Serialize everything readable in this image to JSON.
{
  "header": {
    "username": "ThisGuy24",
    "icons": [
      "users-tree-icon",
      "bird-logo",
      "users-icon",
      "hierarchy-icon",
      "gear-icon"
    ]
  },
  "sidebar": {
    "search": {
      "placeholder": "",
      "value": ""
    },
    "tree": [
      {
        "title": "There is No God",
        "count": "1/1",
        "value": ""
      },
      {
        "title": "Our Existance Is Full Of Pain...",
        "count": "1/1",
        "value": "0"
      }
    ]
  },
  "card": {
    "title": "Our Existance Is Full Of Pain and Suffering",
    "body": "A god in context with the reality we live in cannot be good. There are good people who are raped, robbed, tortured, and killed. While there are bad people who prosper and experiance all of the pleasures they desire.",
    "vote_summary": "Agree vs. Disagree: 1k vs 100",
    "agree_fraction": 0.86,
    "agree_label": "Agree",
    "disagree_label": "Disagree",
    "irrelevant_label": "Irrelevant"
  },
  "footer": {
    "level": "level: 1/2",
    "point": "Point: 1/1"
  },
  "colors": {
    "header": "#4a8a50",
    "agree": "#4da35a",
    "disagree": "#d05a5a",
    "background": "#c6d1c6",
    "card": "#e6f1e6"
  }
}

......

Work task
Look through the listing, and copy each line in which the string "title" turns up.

Solved exercise
        "title": "There is No God",
        "title": "Our Existance Is Full Of Pain...",
    "title": "Our Existance Is Full Of Pain and Suffering",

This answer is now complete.